Doig P, de Jonge BL, Alm RA, Brown ED, Uria-Nickelsen M, Noonan B, et al. Helicobacter pylori physiology predicted from genomic comparison of two strains. Microbiol Mol Biol Rev. 1999;63:675–707.
Romo-González C, Salama NR, Burgeño-Ferreira J, Ponce-Castañeda V, Lazcano-Ponce E, Camorlinga-Ponce M, et al. Differences in genome content among Helicobacter pylori isolates from patients with gastritis, duodenal ulcer, or gastric cancer reveal novel disease-associated genes. Infect Immun. 2009;77:2201–11.
Sugimoto M, Watada M, Jung SW, Graham DY, Yamaoka Y. Role of Helicobacter pylori Plasticity Region Genes in development of Gastroduodenal Diseases. J Clin Microbiol. 2012;50:441–8.
Proença Módena JL, Lopes Sales AI, Olszanski Acrani G, Russo R, Vilela Ribeiro MA, Fukuhara Y, et al. Association between Helicobacter pylori genotypes and gastric disorders in relation to the cag pathogenicity island. Diagn Microbiol Infect Dis. 2007;59:7–16.
Rizwan M, Alvi A, Ahmed N. Novel protein antigen (JHP940) from the genomic plasticity region of Helicobacter pylori induces tumor necrosis factor alpha and interleukin-8 secretion by human macrophages. J Bacteriol. 2008;190:1146–51.
de Jonge R, Kuipers EJ, Langeveld SC, Loffeld RJ, Stoof J, van Vliet AH, et al. The Helicobacter pylori plasticity region locus jhp0947-jhp0949 is associated with duodenal ulcer disease and interleukin-12 production in monocyte cells. FEMS Immunol Med Microbiol. 2004;41:161–7.
Yakoob J, Abbas Z, Nas S, Islam M, Abid S, Jafri W. Associations between the plasticity region genes of Helicobacter pylori and gastroduodenal diseases in a high-prevalence area. Gut and Liver. 2010;4:345–50.
Gancz H, Censini S, Merrell DS. Iron and pH homeostasis intersect at the level of Fur regulation in the gastric pathogen Helicobacter pylori.

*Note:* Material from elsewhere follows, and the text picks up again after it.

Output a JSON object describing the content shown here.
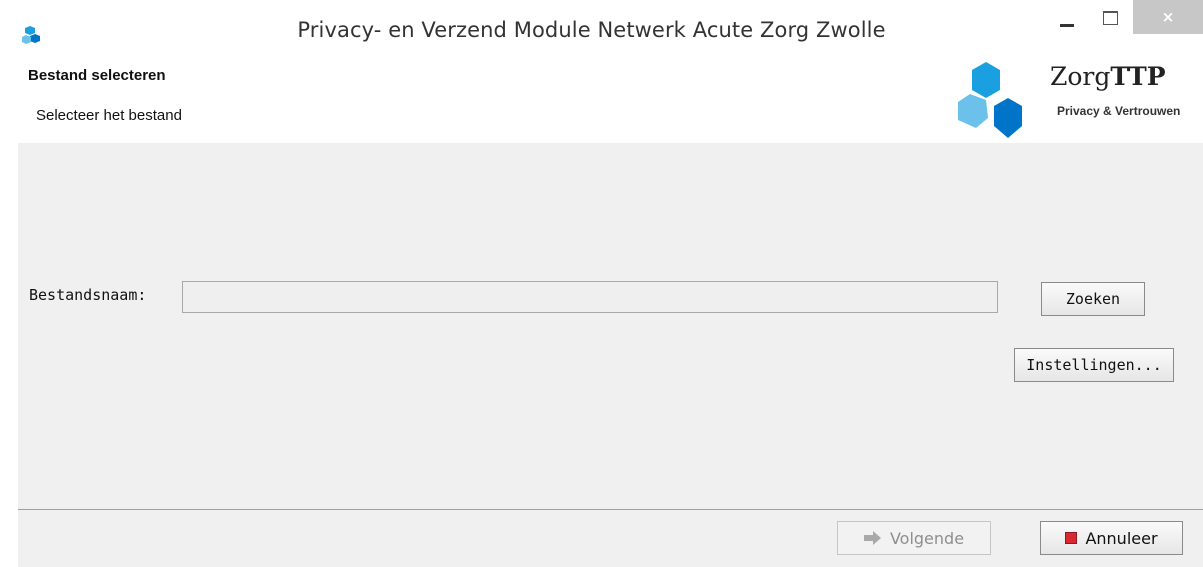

Infect Immun. 2006;74:602–14.
Conteduca V, Sansonno D, Lauletta G, Russi S, Ingravallo G, Dammacco F. H. pylori infection and gastric cancer: State of the art. Int J Oncol. 2013;42:5–18.
Matysiak-Budnik T, Mégraud F. Helicobacter pylori infection and gastric cancer. Eur J Cancer. 2006;42:708–16.
Wu MS, Chow LP, Lin JT, Chiou SH. Proteomic identification of biomarkers related to Helicobacter pylori-associated gastroduodenal disease: Challenges and opportunities. J Gastroenterol Hepatol. 2008;23:1657–61.
Watada M, Shiota S, Matsunari O, Suzuki R, Murakami K, Fujioka T, et al. Association between Helicobacter pylori cagA-related genes and clinical outcomes in Colombia and Japan. BMC Gastroenterol. 2011;11:141–8.
This study was supported by the Grant from National Technology R & D Program in the 12th Five-Year Plan of China (No. 2012BAI06B02), the Major Technology Project as part of “Prevention and Control of Major Infectious Diseases including AIDS and Viral Hepatitis” (No. 2013ZX10004216-002) and the grant from National Key Scientific Instrument and Equipment Development Project (No. 2012YQ180117).
We would like to thank all of the participants from the Department of Diagnosis for Communicable Diseases, the National Institute for Communicable Disease Control and Prevention, and the Chinese Center for Disease Control and Prevention.
The authors declare that they have no competing interests.
ZJZ designed the research. GYN performed the study and wrote the paper. PXH and LH analyzed the results. HLH and YYH participated in strains recovery. All authors read and approved the final manuscript.
About this article
Cite this article
Gong, Y., Peng, X., He, L. et al. The distribution of jhp0940, jhp0945, jhp0947, jhp0949 and jhp0951 genes of Helicobacter pylori in China. BMC Gastroenterol 15, 115 (2015). https://doi.org/10.1186/s12876-015-0341-z
- Gastric Carcinoma
- Peptic Ulcer Disease
- Atrophic Gastritis
- Plasticity Region
- Pylorus Strain